§ **Task to complete**:
Every record should be written out again in full, with no character altered.

§ **Supplied records**:

-*-*-

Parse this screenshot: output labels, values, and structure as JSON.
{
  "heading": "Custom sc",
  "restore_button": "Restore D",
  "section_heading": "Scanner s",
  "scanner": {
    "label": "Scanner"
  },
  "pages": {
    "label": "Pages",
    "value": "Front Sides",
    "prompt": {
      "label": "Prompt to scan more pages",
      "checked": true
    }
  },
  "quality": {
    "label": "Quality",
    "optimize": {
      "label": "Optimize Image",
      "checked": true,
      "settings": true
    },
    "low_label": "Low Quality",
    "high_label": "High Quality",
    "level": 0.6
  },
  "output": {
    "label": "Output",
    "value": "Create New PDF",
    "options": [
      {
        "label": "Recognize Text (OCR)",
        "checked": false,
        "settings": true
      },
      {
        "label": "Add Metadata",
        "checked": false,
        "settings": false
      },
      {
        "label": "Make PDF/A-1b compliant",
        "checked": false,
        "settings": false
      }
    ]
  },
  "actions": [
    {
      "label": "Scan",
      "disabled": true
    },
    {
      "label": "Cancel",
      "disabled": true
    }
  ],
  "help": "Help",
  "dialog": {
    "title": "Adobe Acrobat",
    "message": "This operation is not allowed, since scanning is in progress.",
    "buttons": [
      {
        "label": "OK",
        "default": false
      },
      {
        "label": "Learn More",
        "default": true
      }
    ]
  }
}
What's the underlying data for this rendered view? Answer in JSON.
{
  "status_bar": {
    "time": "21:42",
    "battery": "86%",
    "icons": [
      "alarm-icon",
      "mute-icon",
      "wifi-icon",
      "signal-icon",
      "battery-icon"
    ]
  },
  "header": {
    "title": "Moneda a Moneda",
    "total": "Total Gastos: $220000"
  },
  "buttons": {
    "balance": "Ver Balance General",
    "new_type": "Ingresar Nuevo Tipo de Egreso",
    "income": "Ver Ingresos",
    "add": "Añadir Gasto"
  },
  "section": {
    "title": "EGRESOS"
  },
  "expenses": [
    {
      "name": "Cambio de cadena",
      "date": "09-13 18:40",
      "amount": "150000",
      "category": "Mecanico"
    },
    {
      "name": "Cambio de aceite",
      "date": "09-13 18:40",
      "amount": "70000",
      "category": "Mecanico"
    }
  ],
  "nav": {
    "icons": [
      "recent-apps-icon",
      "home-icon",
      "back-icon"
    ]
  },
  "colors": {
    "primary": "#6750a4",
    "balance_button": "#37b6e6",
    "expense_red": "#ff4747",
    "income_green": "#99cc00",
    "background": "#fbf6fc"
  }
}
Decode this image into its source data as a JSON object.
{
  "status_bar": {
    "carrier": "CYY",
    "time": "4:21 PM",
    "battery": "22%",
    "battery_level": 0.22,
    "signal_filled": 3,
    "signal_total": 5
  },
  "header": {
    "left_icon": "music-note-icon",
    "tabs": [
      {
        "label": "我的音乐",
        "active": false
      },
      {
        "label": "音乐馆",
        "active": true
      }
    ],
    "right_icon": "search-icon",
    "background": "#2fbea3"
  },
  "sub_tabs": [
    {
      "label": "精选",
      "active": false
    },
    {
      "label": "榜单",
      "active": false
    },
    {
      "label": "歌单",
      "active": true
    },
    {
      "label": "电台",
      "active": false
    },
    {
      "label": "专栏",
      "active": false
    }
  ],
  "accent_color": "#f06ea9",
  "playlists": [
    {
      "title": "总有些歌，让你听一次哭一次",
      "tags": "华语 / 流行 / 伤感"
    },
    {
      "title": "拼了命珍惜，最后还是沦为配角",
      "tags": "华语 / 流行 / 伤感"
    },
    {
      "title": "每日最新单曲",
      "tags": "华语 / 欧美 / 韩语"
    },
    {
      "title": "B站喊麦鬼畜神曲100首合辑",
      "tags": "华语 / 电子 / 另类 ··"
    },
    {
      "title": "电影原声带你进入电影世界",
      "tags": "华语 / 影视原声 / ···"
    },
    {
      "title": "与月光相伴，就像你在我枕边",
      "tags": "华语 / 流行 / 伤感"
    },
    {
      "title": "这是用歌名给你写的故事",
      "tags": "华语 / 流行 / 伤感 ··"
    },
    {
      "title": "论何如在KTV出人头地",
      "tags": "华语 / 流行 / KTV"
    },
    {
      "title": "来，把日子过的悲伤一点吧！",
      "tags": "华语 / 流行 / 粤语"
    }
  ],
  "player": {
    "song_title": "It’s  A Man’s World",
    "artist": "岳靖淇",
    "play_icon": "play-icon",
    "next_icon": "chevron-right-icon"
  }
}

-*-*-

§ **Response to the task**:
Parse this screenshot: output labels, values, and structure as JSON.
{
  "heading": "Custom sc",
  "restore_button": "Restore D",
  "section_heading": "Scanner s",
  "scanner": {
    "label": "Scanner"
  },
  "pages": {
    "label": "Pages",
    "value": "Front Sides",
    "prompt": {
      "label": "Prompt to scan more pages",
      "checked": true
    }
  },
  "quality": {
    "label": "Quality",
    "optimize": {
      "label": "Optimize Image",
      "checked": true,
      "settings": true
    },
    "low_label": "Low Quality",
    "high_label": "High Quality",
    "level": 0.6
  },
  "output": {
    "label": "Output",
    "value": "Create New PDF",
    "options": [
      {
        "label": "Recognize Text (OCR)",
        "checked": false,
        "settings": true
      },
      {
        "label": "Add Metadata",
        "checked": false,
        "settings": false
      },
      {
        "label": "Make PDF/A-1b compliant",
        "checked": false,
        "settings": false
      }
    ]
  },
  "actions": [
    {
      "label": "Scan",
      "disabled": true
    },
    {
      "label": "Cancel",
      "disabled": true
    }
  ],
  "help": "Help",
  "dialog": {
    "title": "Adobe Acrobat",
    "message": "This operation is not allowed, since scanning is in progress.",
    "buttons": [
      {
        "label": "OK",
        "default": false
      },
      {
        "label": "Learn More",
        "default": true
      }
    ]
  }
}
What's the underlying data for this rendered view? Answer in JSON.
{
  "status_bar": {
    "time": "21:42",
    "battery": "86%",
    "icons": [
      "alarm-icon",
      "mute-icon",
      "wifi-icon",
      "signal-icon",
      "battery-icon"
    ]
  },
  "header": {
    "title": "Moneda a Moneda",
    "total": "Total Gastos: $220000"
  },
  "buttons": {
    "balance": "Ver Balance General",
    "new_type": "Ingresar Nuevo Tipo de Egreso",
    "income": "Ver Ingresos",
    "add": "Añadir Gasto"
  },
  "section": {
    "title": "EGRESOS"
  },
  "expenses": [
    {
      "name": "Cambio de cadena",
      "date": "09-13 18:40",
      "amount": "150000",
      "category": "Mecanico"
    },
    {
      "name": "Cambio de aceite",
      "date": "09-13 18:40",
      "amount": "70000",
      "category": "Mecanico"
    }
  ],
  "nav": {
    "icons": [
      "recent-apps-icon",
      "home-icon",
      "back-icon"
    ]
  },
  "colors": {
    "primary": "#6750a4",
    "balance_button": "#37b6e6",
    "expense_red": "#ff4747",
    "income_green": "#99cc00",
    "background": "#fbf6fc"
  }
}
Decode this image into its source data as a JSON object.
{
  "status_bar": {
    "carrier": "CYY",
    "time": "4:21 PM",
    "battery": "22%",
    "battery_level": 0.22,
    "signal_filled": 3,
    "signal_total": 5
  },
  "header": {
    "left_icon": "music-note-icon",
    "tabs": [
      {
        "label": "我的音乐",
        "active": false
      },
      {
        "label": "音乐馆",
        "active": true
      }
    ],
    "right_icon": "search-icon",
    "background": "#2fbea3"
  },
  "sub_tabs": [
    {
      "label": "精选",
      "active": false
    },
    {
      "label": "榜单",
      "active": false
    },
    {
      "label": "歌单",
      "active": true
    },
    {
      "label": "电台",
      "active": false
    },
    {
      "label": "专栏",
      "active": false
    }
  ],
  "accent_color": "#f06ea9",
  "playlists": [
    {
      "title": "总有些歌，让你听一次哭一次",
      "tags": "华语 / 流行 / 伤感"
    },
    {
      "title": "拼了命珍惜，最后还是沦为配角",
      "tags": "华语 / 流行 / 伤感"
    },
    {
      "title": "每日最新单曲",
      "tags": "华语 / 欧美 / 韩语"
    },
    {
      "title": "B站喊麦鬼畜神曲100首合辑",
      "tags": "华语 / 电子 / 另类 ··"
    },
    {
      "title": "电影原声带你进入电影世界",
      "tags": "华语 / 影视原声 / ···"
    },
    {
      "title": "与月光相伴，就像你在我枕边",
      "tags": "华语 / 流行 / 伤感"
    },
    {
      "title": "这是用歌名给你写的故事",
      "tags": "华语 / 流行 / 伤感 ··"
    },
    {
      "title": "论何如在KTV出人头地",
      "tags": "华语 / 流行 / KTV"
    },
    {
      "title": "来，把日子过的悲伤一点吧！",
      "tags": "华语 / 流行 / 粤语"
    }
  ],
  "player": {
    "song_title": "It’s  A Man’s World",
    "artist": "岳靖淇",
    "play_icon": "play-icon",
    "next_icon": "chevron-right-icon"
  }
}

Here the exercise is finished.